Deborah Frances-White, the original "guilty feminist" is an Australian-born, London-based comedian. She is best known for hosting The Guilty Feminist podcast which began touring the UK in 2021. This year, the show is set to make its way across the UK, and then fly across the world to host seven shows in New Zealand and Australia.

The podcast, started in 2015, has been downloaded over 70 million times. On launching her book in 2020, Deborah quickly had a bestseller on her hands.

As famous as it is, Thursday night's York show didn’t sell out. The audience, who were hugely welcoming, engaging and enthusiastic throughout, was made up of mostly white women over the age of 30 – but in watching the show, I think this is what was to be expected.

A small percentage of the audience were men. Again, I wasn’t surprised - it would have to be a brave man to go to one of the shows! Deborah playfully asked for straight cis-gendered man to volunteer as a "human Google" for a game in which she would ask a question and he would reply in an authoritative tone, whether he knew the answer or not. After all, she said, we all take Google at its word.

Singer/songwriter Grace Petrie entertained us with her thoughtful and punchy political songs about growing up gay and her alternative version of the National Anthem. When I caught up with her in the interval, I asked her what she made of the audience and she said: "They’re nice… I think we’ve got every feminist in York in the room!"

I'd never heard the podcast before going to the show, and was pleasantly surprised to be almost crying with laughter from the start.

Deborah, who acted as host, and interviewer, invited audience members to speak openly about a time when they had been a "good feminist". One woman was invited on to stage to share her knowledge of how to wee in the wild - the facts of which she'd turned into a publicity poster for women.

First up on the 'guest list' was comedian Jessica (Jess) Fostekew, whose comedy made light of serious subjects, both political and personal. Jess covered numerous topics from lockdown to break-ups and dating again. Some of her best jokes are too rude to repeat here!

A tough act to follow, but newcomer and recent award winner Celya AB definitely did her best. The audience giggled throughout her set – and no wonder! Her jokes about faked pregnancies, and her impersonation of British people really cracked people up!

The second half opened with a widely inappropriately but absolutely hilarious set from Kiri Pritchard-McLean, a farmer's daughter who had the audience doubled over when telling us how to hide our "Prosecco pouch" (aka lockdown belly, but also named by Kiri as a 'gunt'), before presenting to the audience a custom-made bum-bag embroidered with the word.

As with the podcast's format, Deborah bought on stage a guest to talk about something a little more serious. It changed the tone from the first half, and at one point I thought they may have lost the audience. Melanie Robertson talked to Deborah and Kiri about the importance of birth and post-natal choices and care – although interesting, it was a bit of a sharp swing from the rest of the show.

They brought it back at the end, though, with Grace Petrie once again. The audience was up dancing, and a few people they picked on during the show were invited to the stage to join in a version of disco classic I Will Survive.

Overall, The Guilty Feminist was hilarious.
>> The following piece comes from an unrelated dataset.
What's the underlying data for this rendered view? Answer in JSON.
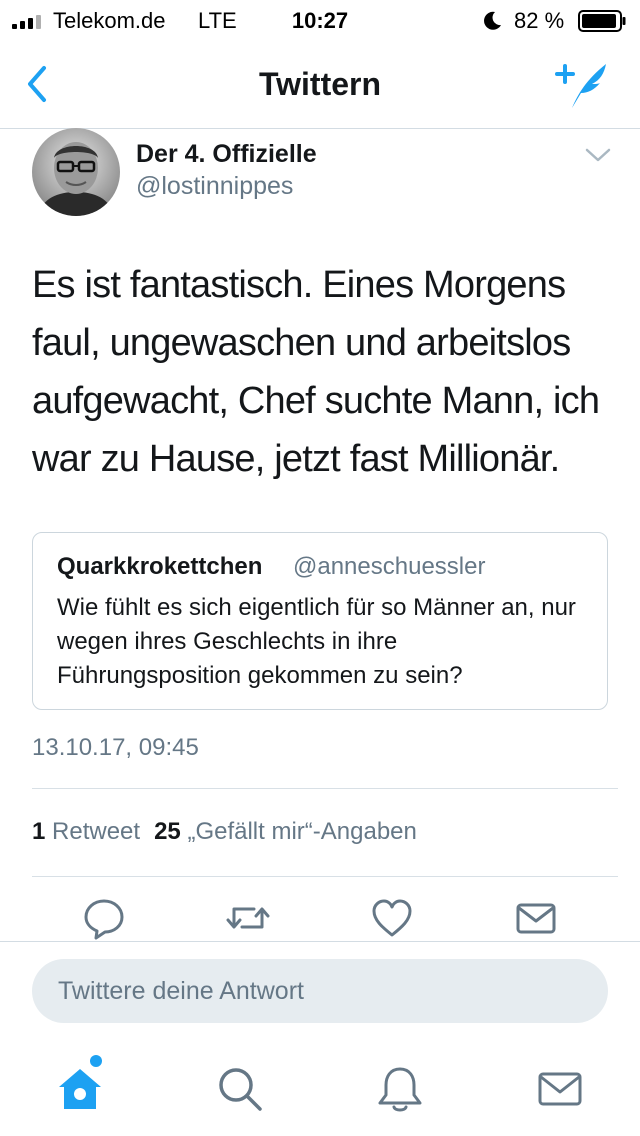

The show was all-around inclusive, and very representational of the queer community.

After going into the audience not having listened to the podcast, or read the book, I am now going to tune in - and thoroughly recommend The Guilty Feminist to everyone (including brave men).